[PROBLEM DESCRIPTION]: In the entries below, find every line with the string "Drop" and copy it.

Stored items

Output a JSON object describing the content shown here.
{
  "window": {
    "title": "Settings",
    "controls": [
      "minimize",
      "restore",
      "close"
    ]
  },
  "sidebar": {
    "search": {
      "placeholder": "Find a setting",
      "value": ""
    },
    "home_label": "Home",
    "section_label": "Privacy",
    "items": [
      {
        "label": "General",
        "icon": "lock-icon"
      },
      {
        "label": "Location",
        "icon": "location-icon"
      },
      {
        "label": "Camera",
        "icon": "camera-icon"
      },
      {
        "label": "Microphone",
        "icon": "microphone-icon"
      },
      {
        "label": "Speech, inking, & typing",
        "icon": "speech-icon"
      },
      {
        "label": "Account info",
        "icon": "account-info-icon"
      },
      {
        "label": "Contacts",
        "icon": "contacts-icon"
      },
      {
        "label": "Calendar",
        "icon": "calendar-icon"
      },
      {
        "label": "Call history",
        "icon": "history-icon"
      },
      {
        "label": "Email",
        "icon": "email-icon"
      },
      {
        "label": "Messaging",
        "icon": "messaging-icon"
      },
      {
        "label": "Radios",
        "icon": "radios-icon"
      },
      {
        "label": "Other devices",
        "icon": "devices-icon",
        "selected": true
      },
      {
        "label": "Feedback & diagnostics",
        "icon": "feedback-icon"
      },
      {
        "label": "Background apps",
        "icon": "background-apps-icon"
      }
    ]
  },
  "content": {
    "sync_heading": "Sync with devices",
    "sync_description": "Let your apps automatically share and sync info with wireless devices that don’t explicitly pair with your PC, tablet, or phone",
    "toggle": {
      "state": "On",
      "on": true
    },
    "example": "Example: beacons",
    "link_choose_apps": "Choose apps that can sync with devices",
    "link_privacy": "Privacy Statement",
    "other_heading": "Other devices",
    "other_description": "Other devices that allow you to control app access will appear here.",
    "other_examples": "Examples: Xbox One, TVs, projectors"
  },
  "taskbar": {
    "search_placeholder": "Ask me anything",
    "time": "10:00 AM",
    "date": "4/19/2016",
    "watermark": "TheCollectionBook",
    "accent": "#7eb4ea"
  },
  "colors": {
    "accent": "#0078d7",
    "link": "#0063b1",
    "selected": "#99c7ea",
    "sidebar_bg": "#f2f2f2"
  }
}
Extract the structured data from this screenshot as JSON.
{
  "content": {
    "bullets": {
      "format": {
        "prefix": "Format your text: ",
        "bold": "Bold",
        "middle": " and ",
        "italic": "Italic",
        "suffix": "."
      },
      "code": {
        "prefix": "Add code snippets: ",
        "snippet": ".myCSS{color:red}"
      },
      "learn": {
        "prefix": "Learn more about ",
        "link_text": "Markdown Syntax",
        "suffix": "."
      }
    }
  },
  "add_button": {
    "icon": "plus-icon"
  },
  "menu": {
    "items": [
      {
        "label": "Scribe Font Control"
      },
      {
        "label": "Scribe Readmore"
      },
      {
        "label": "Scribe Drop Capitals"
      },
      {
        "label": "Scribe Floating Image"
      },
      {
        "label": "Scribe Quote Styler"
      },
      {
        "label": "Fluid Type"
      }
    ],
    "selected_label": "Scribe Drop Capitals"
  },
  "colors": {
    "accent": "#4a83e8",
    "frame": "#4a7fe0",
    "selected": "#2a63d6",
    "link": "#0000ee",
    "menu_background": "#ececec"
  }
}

[RESPONSE BELOW]:
        "label": "Scribe Drop Capitals"
    "selected_label": "Scribe Drop Capitals"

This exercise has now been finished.